Igor I. Slukvin, MD, PHD
Professor, Pathology & Laboratory Medicine
- Organ System/Disease Focus:
- Blood development/disease
- Aligned Research Focus:
- Hematopoietic and endothelial development from human pluripotent stem cells, hematopoietic stem cell (HSC) biology
- Researchers discover effective way to generate powerful blood cells for immunotherapy, 25 May 2018
- Igor Slukvin’s Research Featured in Cell Reports, 12 July 2017
- Researchers forge primitive human leukemia cells in lab, 1 December 2015
- Wisconsin scientists find genetic recipe to turn stem cells to blood: 14 July 2014
- New induced stem cells may unmask cancer at earliest stage; 4 February 2011
- Additional appointments: Cell & Regenerative Biology (joint appointment); Wisconsin National Primate Center (affiliate scientist)
- Slukvin Laboratory Home Page
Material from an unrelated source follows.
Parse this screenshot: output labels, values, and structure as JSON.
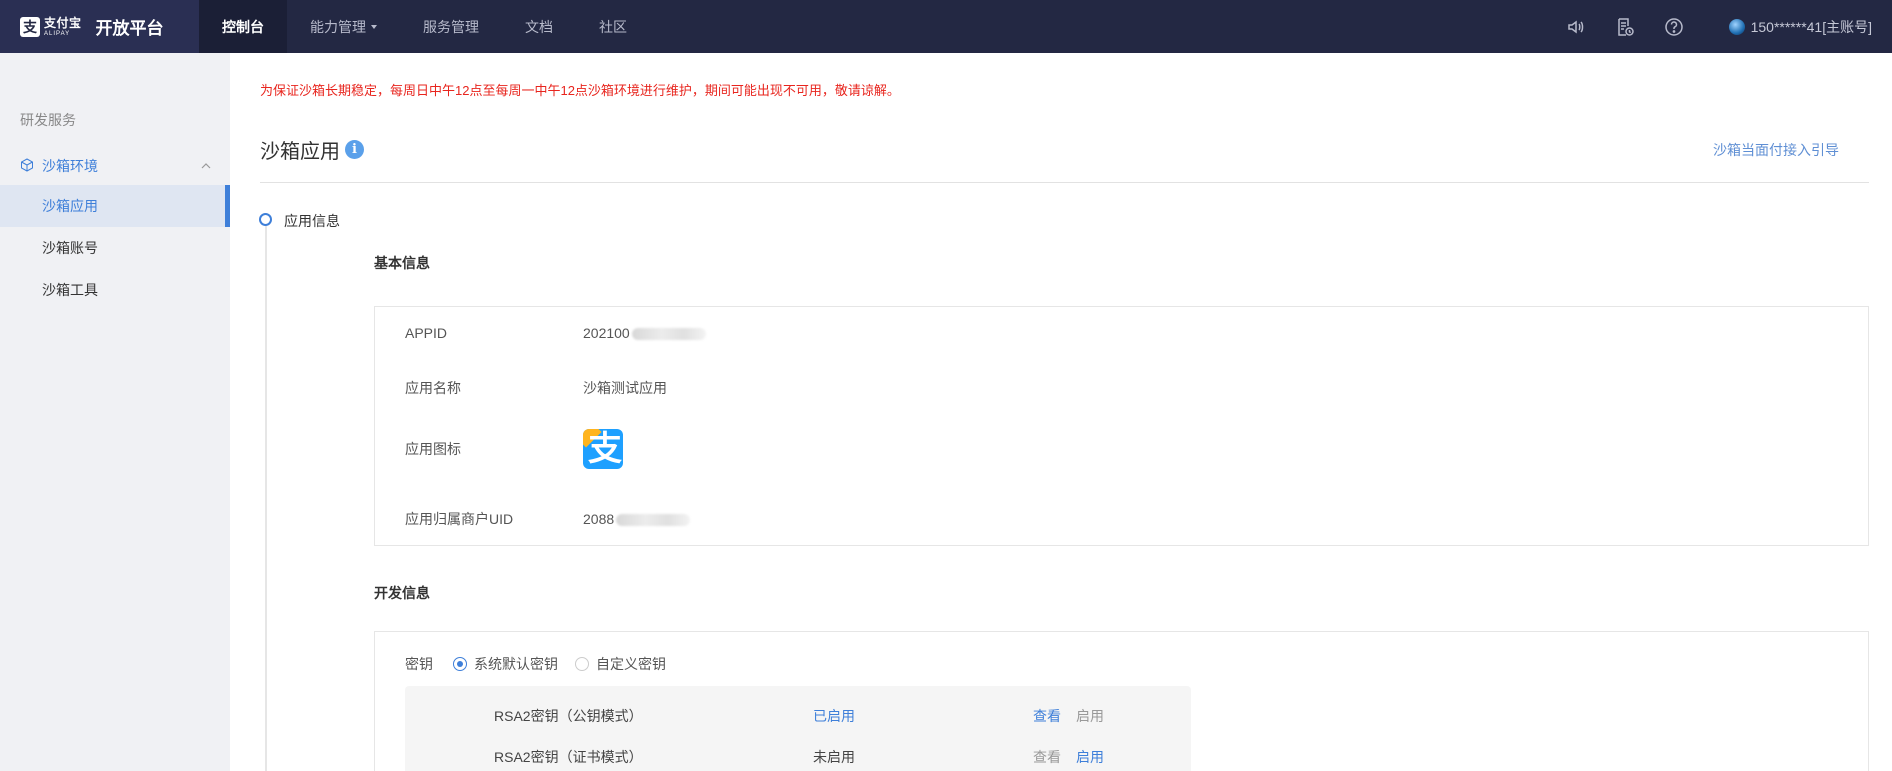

Pluripotent stem (PS) cells, including embryonic stem (ES) and induced pluripotent stem (iPS) cells, represent a unique population of cells capable of self-renewal and differentiation. Pluripotent stem cells can form any cell type in the body and serve as a scalable cell source for transplantation and tissue engineering. The main focus of my research is to establish the differentiation of human pluripotent stem cells into hematopoietic progenitors and mature blood cells in order to understand molecular mechanisms of early hematopoietic differentiation and provide a novel source of cells for bone marrow transplantation, transfusion and cancer immunotherapy. Recently we developed methods for efficient differentiation of PS cells into myelomonocytic and erythroid cells and identified the hierarchy of mesodermal and hematoendothelial progenitors leading to the formation of blood cells and hematopoiesis-supportive elements. In addition, we developed technologies for efficient reprogramming of normal and neoplastic blood cells into iPS cells. Currently my laboratory is working on 1) identification of genes essential for acquisition of long-term engraftment potential by pluripotent stem cell-derived hematopoietic cells; 2) establishing non-human primate models of ES cell and iPS cell-based cellular therapy for blood and immune system disorders; 3) developing iPS cell based models for blood cancer stem cell development.
- Mesquitta WT, Wandsnider M, Kang H, Thomson J, Moskvin O, Suknuntha K, Slukvin II. UM171 expands distinct types of myeloid and NK progenitors from human pluripotent stem cells. Sci Rep. 2019 Apr 29;9(1):6622.
- Kumar A, Lee JH, Suknuntha K, D’Souza SS, Thakur AS, Slukvin II. NOTCH Activation at the Hematovascular Mesoderm Stage Facilitates Efficient Generation of T Cells with High Proliferation Potential from Human Pluripotent Stem Cells. J Immunol. 2019 Feb 1;202(3):770-776.
- Kang HJ, Mesquitta WT, Jung HS, Moskvin OV, Thomson JA and Slukvin II. GATA2 is Dispensable for Specification of Hemogenic Endothelium but Promotes Endothelial-to-Hematopoietic Transition. Stem Cell Reports 2018 Jul 10;11(1):197-211.
- Uenishi G, Jung HS, Kumar A, Park MA, Hadland BK, McLeod E, Raymond M, Moskvin O, Zimmerman CE, Theisen DJ, Swanson S, Tamplin O, Zon LI, Thomson JA, Bernstein ID and Slukvin II. NOTCH Signaling Specifies Arterial-Type Definitive Hemogenic Endothelium from Human Pluripotent Stem Cells. Nature Communications 2018 May 8;9(1):1828.
- Park MA, Kumar A, Jung HS, Uenishi G, Moskvin OV, Thomson JA, and Slukvin II. Activation of Arterial Program Drives Development of Definitive Hemogenic Endothelium with Lymphoid Potential. Cell Reports 2018 May 22, 23: 2467–2481